## What is the slope coefficient in multiple regression?

A regression coefficient in multiple regression is the slope of the linear relationship between the criterion variable and the part of a predictor variable that is independent of all other predictor variables. Notice that the slope (0.541) is the same value given previously for b1 in the multiple regression equation.

**How do you find the slope of a multiple regression?**

Remember from algebra, that the slope is the “m” in the formula y = mx + b. In the linear regression formula, the slope is the a in the equation y’ = b + ax.

### What is the slope coefficient in regression analysis?

The slope coefficient, βi, for independent variable Xi (where i can be 1, 2, 3, …, k) can be interpreted as the change in the probability that Y equals 1 resulting from a unit increase in Xi when the remaining independent variables are held constant.

**How do you find the coefficient in multiple regression?**

In the formula, n = sample size, k+1 = number of β coefficients in the model (including the intercept) and SSE = sum of squared errors. Notice that simple linear regression has k=1 predictor variable, so k+1 = 2. Thus, we get the formula for MSE that we introduced in that context of one predictor.

## How do you know if a slope coefficient is significant?

If we find that the slope of the regression line is significantly different from zero, we will conclude that there is a significant relationship between the independent and dependent variables.

**Can a slope coefficient be zero?**

If the slope is 0, then as one increases, the other remains constant, i.e., no predictive relationship. There are some assumptions we need to check (other than the general form) to make inferences for the population parameters based on the sample values.

### How do you interpret the slope of a regression line?

Interpreting the slope of a regression line The slope is interpreted in algebra as rise over run. If, for example, the slope is 2, you can write this as 2/1 and say that as you move along the line, as the value of the X variable increases by 1, the value of the Y variable increases by 2.

**What is the formula of multiple regression?**

Multiple regression generally explains the relationship between multiple independent or predictor variables and one dependent or criterion variable. The multiple regression equation explained above takes the following form: y = b1x1 + b2x2 + … + bnxn + c.

## How do you do multiple regression manually?

Multiple Linear Regression by Hand (Step-by-Step)

- Step 1: Calculate X12, X22, X1y, X2y and X1X2.
- Step 2: Calculate Regression Sums. Next, make the following regression sum calculations:
- Step 3: Calculate b0, b1, and b2.
- Step 5: Place b0, b1, and b2 in the estimated linear regression equation.

**How do you calculate regression slope?**

When using the ordinary least squares method, one of the most common linear regressions, slope, is found by calculating b as the covariance of x and y, divided by the sum of squares (variance) of x, . The slope must be calculated before the y-intercept when using a linear regression, as the intercept is calculated using the slope.

### How do you interpret slope in regression?

Interpreting the slope of a regression line.
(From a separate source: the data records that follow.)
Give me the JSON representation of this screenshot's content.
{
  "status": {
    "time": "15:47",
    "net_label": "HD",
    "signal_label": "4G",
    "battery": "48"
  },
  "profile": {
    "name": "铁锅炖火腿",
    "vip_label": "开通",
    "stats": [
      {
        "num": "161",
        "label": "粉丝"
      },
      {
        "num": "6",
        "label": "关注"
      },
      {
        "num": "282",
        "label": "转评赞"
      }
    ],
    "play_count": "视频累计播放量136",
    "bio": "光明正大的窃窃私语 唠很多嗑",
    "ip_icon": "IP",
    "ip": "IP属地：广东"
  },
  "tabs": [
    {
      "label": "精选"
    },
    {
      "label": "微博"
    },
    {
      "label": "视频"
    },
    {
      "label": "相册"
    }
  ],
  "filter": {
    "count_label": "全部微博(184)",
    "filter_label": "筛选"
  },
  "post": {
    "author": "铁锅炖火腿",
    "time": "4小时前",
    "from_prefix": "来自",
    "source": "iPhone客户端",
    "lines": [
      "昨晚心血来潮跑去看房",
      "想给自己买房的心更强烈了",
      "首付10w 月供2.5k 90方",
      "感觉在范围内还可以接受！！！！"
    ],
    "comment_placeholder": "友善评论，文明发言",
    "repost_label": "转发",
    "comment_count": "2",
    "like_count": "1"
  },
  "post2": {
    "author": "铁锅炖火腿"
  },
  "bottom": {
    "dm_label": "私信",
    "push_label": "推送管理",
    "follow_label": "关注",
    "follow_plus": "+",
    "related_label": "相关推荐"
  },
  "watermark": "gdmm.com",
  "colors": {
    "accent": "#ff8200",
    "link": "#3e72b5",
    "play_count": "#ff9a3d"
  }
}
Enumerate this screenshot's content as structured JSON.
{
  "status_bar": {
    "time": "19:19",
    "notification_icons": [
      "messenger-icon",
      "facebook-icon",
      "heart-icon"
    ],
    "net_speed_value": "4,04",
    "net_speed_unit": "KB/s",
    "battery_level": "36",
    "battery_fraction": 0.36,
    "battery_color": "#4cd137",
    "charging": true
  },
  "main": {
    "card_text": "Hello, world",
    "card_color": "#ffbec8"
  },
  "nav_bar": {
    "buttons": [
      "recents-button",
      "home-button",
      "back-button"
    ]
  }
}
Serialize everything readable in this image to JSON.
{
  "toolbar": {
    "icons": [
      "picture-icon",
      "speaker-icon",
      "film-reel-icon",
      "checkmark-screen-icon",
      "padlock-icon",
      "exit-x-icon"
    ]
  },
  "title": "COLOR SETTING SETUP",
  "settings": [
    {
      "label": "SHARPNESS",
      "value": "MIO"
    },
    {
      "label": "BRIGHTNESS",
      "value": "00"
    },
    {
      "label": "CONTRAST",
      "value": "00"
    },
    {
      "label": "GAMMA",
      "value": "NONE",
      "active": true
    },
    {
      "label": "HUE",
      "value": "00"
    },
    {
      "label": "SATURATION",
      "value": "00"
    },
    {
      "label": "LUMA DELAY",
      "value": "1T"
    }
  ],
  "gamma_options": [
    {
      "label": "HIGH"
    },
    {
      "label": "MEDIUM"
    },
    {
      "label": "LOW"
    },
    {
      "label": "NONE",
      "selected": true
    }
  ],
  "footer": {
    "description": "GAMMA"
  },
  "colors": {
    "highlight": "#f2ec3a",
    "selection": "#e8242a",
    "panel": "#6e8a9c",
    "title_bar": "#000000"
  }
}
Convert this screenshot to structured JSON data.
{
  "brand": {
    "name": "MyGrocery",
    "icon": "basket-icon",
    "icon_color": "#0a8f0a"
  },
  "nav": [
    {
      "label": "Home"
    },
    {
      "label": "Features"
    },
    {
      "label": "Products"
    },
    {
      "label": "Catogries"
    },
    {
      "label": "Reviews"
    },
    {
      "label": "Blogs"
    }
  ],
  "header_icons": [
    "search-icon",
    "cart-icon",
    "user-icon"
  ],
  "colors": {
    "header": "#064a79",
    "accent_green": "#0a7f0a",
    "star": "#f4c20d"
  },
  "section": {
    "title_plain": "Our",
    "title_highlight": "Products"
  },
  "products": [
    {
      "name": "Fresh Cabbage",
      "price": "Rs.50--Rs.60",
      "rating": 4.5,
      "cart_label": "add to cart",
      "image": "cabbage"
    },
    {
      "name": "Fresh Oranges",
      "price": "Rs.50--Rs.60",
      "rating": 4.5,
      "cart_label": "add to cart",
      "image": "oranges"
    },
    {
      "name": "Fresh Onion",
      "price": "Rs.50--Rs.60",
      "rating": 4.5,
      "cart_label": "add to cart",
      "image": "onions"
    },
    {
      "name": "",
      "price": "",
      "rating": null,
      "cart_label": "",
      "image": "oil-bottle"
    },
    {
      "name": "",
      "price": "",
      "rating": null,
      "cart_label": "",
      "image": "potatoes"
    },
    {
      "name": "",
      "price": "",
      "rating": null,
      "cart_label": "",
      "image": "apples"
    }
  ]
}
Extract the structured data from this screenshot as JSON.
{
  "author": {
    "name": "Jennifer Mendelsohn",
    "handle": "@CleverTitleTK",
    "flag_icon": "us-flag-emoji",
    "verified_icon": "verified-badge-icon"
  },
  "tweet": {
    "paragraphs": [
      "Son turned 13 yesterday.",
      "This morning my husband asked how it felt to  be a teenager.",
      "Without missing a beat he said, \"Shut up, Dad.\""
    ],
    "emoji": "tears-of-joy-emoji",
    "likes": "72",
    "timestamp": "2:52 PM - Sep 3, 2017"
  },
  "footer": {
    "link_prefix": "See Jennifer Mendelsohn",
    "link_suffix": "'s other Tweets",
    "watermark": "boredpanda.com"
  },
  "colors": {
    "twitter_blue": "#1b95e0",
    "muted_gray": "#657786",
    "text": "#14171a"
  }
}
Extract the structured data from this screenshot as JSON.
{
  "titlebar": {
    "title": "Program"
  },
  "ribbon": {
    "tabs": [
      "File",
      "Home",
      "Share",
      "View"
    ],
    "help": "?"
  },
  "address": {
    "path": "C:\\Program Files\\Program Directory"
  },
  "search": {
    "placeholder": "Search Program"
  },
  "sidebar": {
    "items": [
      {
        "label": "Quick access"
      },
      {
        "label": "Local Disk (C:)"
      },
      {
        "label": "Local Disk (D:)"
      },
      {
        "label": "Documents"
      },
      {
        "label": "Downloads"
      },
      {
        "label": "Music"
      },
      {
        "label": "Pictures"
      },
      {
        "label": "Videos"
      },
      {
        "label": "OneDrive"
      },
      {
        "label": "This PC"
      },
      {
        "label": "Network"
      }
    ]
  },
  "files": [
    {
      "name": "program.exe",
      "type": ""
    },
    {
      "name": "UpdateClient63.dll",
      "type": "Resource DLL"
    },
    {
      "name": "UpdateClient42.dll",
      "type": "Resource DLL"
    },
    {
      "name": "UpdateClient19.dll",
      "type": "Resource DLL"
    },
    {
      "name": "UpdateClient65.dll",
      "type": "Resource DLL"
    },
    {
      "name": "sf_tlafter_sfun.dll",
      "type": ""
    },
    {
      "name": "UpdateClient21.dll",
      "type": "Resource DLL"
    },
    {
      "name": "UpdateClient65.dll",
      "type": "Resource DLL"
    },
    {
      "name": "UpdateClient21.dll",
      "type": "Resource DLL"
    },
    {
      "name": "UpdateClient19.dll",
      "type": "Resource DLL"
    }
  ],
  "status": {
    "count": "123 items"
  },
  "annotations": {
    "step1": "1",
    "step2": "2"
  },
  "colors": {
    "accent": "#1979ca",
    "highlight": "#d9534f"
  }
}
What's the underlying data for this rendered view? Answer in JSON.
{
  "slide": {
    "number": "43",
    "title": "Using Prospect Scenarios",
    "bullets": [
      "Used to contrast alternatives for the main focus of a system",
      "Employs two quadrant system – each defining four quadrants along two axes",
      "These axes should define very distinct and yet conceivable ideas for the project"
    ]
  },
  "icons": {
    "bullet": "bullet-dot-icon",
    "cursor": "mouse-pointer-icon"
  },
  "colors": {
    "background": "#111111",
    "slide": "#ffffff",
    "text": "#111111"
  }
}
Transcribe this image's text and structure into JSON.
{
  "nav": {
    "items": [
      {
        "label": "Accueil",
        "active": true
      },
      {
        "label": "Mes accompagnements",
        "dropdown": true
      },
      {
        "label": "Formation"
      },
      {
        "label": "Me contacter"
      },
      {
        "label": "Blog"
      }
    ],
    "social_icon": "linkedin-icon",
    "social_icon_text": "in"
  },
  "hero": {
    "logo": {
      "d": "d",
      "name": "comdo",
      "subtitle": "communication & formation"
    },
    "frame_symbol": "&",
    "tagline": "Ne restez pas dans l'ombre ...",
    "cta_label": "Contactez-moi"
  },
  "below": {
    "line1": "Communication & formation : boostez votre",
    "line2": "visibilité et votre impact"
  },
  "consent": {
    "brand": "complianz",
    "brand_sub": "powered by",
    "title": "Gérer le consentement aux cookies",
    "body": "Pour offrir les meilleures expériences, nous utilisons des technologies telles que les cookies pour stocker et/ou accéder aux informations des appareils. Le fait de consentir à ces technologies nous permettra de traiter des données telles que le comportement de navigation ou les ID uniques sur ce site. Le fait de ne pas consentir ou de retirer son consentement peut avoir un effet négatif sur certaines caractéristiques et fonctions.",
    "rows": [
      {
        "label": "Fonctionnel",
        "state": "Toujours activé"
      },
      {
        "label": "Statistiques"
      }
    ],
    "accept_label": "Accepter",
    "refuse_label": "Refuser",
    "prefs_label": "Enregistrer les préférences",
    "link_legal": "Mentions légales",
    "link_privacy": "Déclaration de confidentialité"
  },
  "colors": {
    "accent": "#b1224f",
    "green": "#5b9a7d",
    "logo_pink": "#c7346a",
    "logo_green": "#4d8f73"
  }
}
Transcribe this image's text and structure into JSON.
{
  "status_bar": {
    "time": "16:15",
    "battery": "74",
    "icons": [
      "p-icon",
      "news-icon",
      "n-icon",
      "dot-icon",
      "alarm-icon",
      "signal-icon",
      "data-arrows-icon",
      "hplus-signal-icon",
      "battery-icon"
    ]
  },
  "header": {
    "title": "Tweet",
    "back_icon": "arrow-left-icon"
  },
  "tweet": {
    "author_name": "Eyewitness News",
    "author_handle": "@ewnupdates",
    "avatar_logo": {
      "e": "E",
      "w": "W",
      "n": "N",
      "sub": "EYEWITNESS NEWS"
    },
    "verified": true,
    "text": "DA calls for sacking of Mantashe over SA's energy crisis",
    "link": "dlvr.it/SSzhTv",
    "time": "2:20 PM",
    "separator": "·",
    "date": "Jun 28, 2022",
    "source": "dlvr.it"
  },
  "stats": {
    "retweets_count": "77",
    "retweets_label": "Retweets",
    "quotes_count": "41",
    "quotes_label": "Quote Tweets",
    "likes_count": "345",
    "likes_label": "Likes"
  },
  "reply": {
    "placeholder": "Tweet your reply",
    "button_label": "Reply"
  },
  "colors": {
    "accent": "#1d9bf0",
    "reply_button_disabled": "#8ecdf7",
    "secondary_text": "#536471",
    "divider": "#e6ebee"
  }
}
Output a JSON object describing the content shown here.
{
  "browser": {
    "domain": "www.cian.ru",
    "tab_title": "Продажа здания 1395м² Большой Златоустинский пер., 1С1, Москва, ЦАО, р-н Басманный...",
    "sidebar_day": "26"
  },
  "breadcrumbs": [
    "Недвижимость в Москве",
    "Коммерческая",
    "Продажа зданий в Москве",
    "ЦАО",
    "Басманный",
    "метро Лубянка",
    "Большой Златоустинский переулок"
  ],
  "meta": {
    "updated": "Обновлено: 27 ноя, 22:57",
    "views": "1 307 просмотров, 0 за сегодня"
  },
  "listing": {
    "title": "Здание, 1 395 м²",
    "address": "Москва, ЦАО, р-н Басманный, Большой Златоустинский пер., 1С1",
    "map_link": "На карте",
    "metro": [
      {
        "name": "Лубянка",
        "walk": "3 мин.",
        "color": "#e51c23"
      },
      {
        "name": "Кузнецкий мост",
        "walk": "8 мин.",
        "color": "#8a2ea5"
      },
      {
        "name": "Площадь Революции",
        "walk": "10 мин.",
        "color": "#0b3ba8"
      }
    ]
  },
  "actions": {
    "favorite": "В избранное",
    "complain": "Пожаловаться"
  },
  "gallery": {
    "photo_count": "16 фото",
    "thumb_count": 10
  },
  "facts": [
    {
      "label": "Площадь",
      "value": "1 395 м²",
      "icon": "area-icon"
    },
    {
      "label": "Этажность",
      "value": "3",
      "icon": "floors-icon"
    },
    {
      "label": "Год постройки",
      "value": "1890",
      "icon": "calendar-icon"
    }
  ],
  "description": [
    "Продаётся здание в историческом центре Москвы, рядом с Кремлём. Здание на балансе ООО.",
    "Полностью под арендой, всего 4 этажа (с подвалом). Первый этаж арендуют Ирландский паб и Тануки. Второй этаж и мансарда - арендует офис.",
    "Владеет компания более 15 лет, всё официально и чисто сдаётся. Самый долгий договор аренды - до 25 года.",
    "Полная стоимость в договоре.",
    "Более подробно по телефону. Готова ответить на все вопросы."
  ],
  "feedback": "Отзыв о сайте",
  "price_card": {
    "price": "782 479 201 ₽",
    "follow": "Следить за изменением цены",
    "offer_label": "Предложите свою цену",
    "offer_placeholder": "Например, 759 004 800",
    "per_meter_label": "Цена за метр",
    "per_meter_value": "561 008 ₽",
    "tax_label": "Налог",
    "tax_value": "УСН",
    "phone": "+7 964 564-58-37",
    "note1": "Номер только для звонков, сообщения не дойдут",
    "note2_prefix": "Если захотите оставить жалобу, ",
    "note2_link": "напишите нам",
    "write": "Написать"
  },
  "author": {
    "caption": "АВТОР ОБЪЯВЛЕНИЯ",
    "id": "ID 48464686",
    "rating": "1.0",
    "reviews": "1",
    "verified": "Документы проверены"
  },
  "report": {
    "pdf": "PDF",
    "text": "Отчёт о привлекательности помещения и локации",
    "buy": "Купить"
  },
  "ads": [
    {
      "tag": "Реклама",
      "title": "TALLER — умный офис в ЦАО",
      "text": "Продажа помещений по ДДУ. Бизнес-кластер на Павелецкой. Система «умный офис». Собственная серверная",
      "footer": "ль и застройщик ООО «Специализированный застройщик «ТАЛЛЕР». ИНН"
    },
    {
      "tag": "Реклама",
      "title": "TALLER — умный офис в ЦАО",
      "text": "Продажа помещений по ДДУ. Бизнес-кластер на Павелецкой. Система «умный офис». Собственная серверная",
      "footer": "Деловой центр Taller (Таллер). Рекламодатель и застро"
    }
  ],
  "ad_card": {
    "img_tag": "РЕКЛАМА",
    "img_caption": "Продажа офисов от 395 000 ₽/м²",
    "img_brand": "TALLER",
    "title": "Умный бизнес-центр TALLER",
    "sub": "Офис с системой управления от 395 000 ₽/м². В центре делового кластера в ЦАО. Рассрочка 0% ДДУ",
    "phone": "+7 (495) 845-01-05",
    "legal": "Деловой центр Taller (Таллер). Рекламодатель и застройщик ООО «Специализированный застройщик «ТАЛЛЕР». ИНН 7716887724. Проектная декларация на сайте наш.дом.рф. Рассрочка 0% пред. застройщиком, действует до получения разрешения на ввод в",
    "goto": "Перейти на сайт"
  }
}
The slope is interpreted in algebra as rise over run. If, for example, the slope is 2, you can write this as 2/1 and say that as you move along the line, as the value of the X variable increases by 1, the value of the Y variable increases by 2.

**How do you calculate coefficient of regression?**

The formula for the coefficient or slope in simple linear regression is: The formula for the intercept (b 0) is: In matrix terms, the formula that calculates the vector of coefficients in multiple regression is: b = (X’X) -1X’y.

## What does the regression coefficient tell us?

In regression with multiple independent variables, the coefficient tells you how much the dependent variable is expected to increase when that independent variable increases by one, holding all the other independent variables constant. Remember to keep in mind the units which your variables are measured in.